Data items
+===+
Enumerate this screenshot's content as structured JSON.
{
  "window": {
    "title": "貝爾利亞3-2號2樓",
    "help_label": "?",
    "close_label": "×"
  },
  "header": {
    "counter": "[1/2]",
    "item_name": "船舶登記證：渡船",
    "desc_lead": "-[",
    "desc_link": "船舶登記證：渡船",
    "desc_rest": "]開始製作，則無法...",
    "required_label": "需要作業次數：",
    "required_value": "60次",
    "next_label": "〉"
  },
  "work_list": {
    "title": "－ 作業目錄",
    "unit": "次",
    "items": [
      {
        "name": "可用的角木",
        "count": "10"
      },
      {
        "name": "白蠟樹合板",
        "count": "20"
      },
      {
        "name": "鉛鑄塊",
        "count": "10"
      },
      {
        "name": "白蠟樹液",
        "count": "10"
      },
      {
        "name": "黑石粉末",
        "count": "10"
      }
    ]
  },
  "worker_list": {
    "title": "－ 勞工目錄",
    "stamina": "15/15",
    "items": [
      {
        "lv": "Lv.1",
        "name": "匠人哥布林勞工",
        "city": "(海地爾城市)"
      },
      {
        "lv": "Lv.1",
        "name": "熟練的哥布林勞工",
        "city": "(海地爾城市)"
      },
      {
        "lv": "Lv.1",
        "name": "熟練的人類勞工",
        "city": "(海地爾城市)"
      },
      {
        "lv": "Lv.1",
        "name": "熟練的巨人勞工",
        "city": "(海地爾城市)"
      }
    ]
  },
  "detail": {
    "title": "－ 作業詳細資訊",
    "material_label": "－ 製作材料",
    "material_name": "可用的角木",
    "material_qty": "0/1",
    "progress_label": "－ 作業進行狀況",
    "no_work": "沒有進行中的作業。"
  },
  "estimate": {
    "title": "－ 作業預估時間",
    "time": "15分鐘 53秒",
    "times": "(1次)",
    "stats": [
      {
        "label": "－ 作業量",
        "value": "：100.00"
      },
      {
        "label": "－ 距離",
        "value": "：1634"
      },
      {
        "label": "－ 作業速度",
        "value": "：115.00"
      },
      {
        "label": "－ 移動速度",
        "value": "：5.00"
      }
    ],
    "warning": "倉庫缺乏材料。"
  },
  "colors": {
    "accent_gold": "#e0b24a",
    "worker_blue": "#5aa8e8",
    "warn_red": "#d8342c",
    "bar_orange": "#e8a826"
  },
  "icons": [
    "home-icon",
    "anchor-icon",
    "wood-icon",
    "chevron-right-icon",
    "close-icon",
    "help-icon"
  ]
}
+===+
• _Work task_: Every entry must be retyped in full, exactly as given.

• _Exercise answer_:
Enumerate this screenshot's content as structured JSON.
{
  "window": {
    "title": "貝爾利亞3-2號2樓",
    "help_label": "?",
    "close_label": "×"
  },
  "header": {
    "counter": "[1/2]",
    "item_name": "船舶登記證：渡船",
    "desc_lead": "-[",
    "desc_link": "船舶登記證：渡船",
    "desc_rest": "]開始製作，則無法...",
    "required_label": "需要作業次數：",
    "required_value": "60次",
    "next_label": "〉"
  },
  "work_list": {
    "title": "－ 作業目錄",
    "unit": "次",
    "items": [
      {
        "name": "可用的角木",
        "count": "10"
      },
      {
        "name": "白蠟樹合板",
        "count": "20"
      },
      {
        "name": "鉛鑄塊",
        "count": "10"
      },
      {
        "name": "白蠟樹液",
        "count": "10"
      },
      {
        "name": "黑石粉末",
        "count": "10"
      }
    ]
  },
  "worker_list": {
    "title": "－ 勞工目錄",
    "stamina": "15/15",
    "items": [
      {
        "lv": "Lv.1",
        "name": "匠人哥布林勞工",
        "city": "(海地爾城市)"
      },
      {
        "lv": "Lv.1",
        "name": "熟練的哥布林勞工",
        "city": "(海地爾城市)"
      },
      {
        "lv": "Lv.1",
        "name": "熟練的人類勞工",
        "city": "(海地爾城市)"
      },
      {
        "lv": "Lv.1",
        "name": "熟練的巨人勞工",
        "city": "(海地爾城市)"
      }
    ]
  },
  "detail": {
    "title": "－ 作業詳細資訊",
    "material_label": "－ 製作材料",
    "material_name": "可用的角木",
    "material_qty": "0/1",
    "progress_label": "－ 作業進行狀況",
    "no_work": "沒有進行中的作業。"
  },
  "estimate": {
    "title": "－ 作業預估時間",
    "time": "15分鐘 53秒",
    "times": "(1次)",
    "stats": [
      {
        "label": "－ 作業量",
        "value": "：100.00"
      },
      {
        "label": "－ 距離",
        "value": "：1634"
      },
      {
        "label": "－ 作業速度",
        "value": "：115.00"
      },
      {
        "label": "－ 移動速度",
        "value": "：5.00"
      }
    ],
    "warning": "倉庫缺乏材料。"
  },
  "colors": {
    "accent_gold": "#e0b24a",
    "worker_blue": "#5aa8e8",
    "warn_red": "#d8342c",
    "bar_orange": "#e8a826"
  },
  "icons": [
    "home-icon",
    "anchor-icon",
    "wood-icon",
    "chevron-right-icon",
    "close-icon",
    "help-icon"
  ]
}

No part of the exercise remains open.